As to other life-happenings: I still am unable to go a full year without some sort of surgery. :b  Considering that there is now some scientific speculation that general anesthesia causes a bit of brain damage every time you go under, this does not bode well for my goal of avoiding dementia until I die.  So, if I ever forget your name, it's the anesthesia's fault.  At any rate, here's what I have going on:  in late November/early December, I started having some pretty serious pain in my wrists, particularly when I knit.  So I went to the doctor, who gave me braces.  After over a month, the pain was mostly gone, but only if I wore the braces, so I went back to the doctor, who then prescribed physical therapy.  I've been in physical therapy for about three weeks now, and it seems to be helping some, but undoing 44 years of holding WAY too much tension in my neck and shoulders, as well as trying to undo the ulnar entrapment (a pinched nerve near my elbows), is proving to be mighty difficult.  So a possible surgery to un-trap the nerves near my elbows is possible surgery #1.  Add to that the tension from newly-severe ankle pain, and I'm pretty sore.  Oh, what ankle pain you ask?  Remember that broken ankle last year?  Well, it was getting better.  A lot better.  Still a little sore if I worked it, and I would get occasional jolts of intense pain, but the limp was mostly gone and it was mostly normal.  Till last Monday around 9 p.m.  I had a jolt of intense pain, but it wouldn't stop.  Hasn't stopped.  Has decreased in intensity somewhat, but simply won't go away.  I went to the orthopedist, and he said that was weird (go me!) and maybe if I take NSAIDs on a regular basis it would reduce inflammation and help with the pain.  Except...of course...I can't take NSAIDs that often because of a) the drug interaction with the cymbalta that turns my platelets off and makes any bleed (particularly internal) into a scary situation, and b) my history of ulcers.  So, poop.  He can take the hardware out (possible surgery #2), but that only has a 50/50 chance of solving the pain.  It might also have something to do with getting off of Abilify.  What, I didn't tell you about that, either?  This is a GOOD thing, mostly.  I was taking Abilify to supplement and enhance my anti-depressants.  I used to be on 20 mg/day, which is quite high, but the depression was so bad, that if I didn't have both, I had trouble.  But the last few years, we've slowly been decreasing my dose.  15 mg, then 10, then 5, then 1/2 of a 5 mg tablet per day.  Finally, in December, I stopped taking it.  It was hard for a couple of weeks as the last of it left my system.  I found myself irritable and having difficulty sleeping -- it felt like my nerves were RAW.  Even now, it's a little easier for things to put me in a 'funk.'  But my blood sugar is better.  I don't have to pay for that expensive drug anymore.  The tremors are gone.  And, mostly, I feel a little stronger because I am able to deal with my depression better with mental & spiritual tools rather than so much with chemicals.  I still have my basic antidepressant -- I don't know if I will EVER be able to get off that -- but it's enough for now.  Related to that, I refilled my prescription for alprazolam (an anti-anxiety medication).  Getting off the Abilify has made me a little more vulnerable when 'bad things' happen.  The alprazolam can help calm the anxiety on those rare bad days.  Yes, it puts me to sleep and makes me a little 'woogy,' but I can deal with that.  Plus, it is a muscle relaxant, so it helps with the pain from physical therapy.  :)  As to possible surgery #3, that's just a probable hernia.

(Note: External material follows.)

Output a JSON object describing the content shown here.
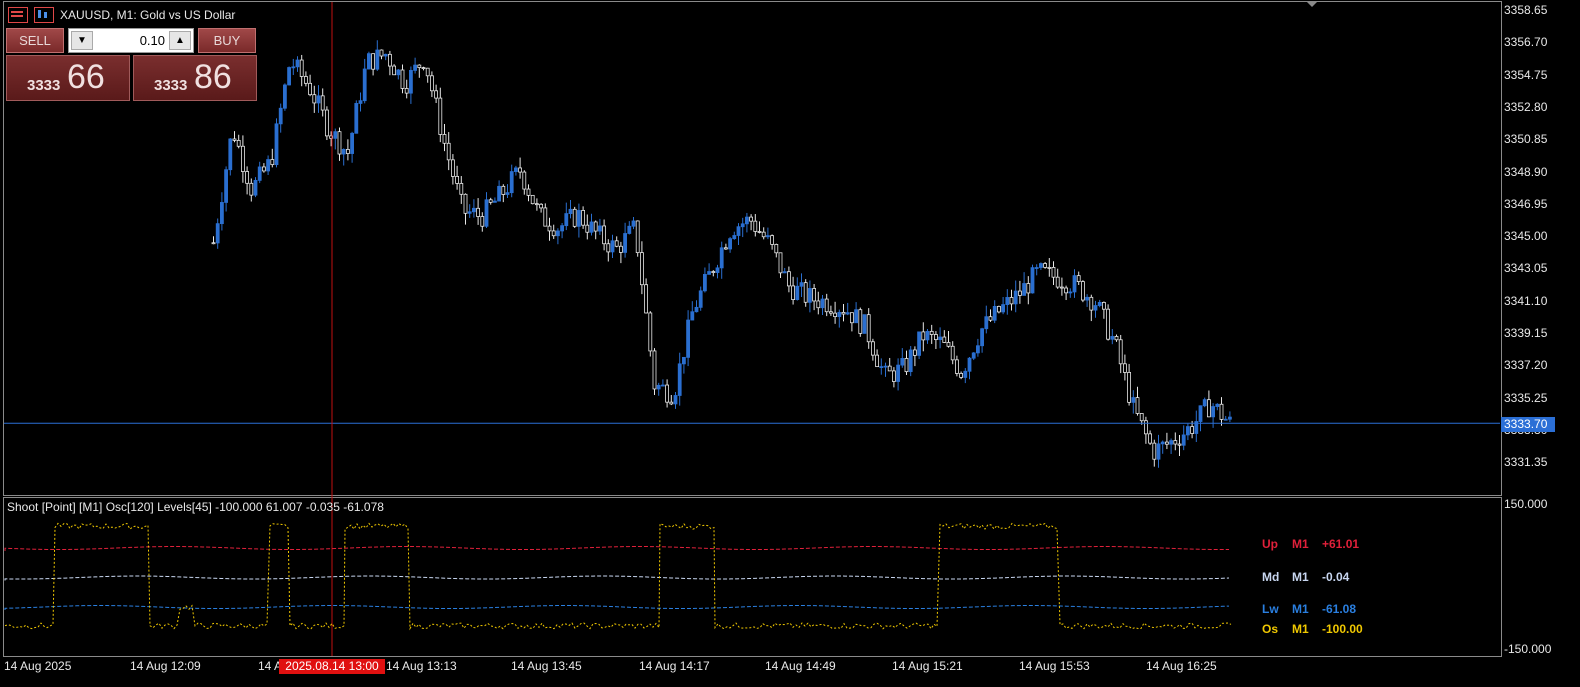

And another year of meeting my medical deductible before March!  They may raise my deductible every year, but they'll never catch up with me!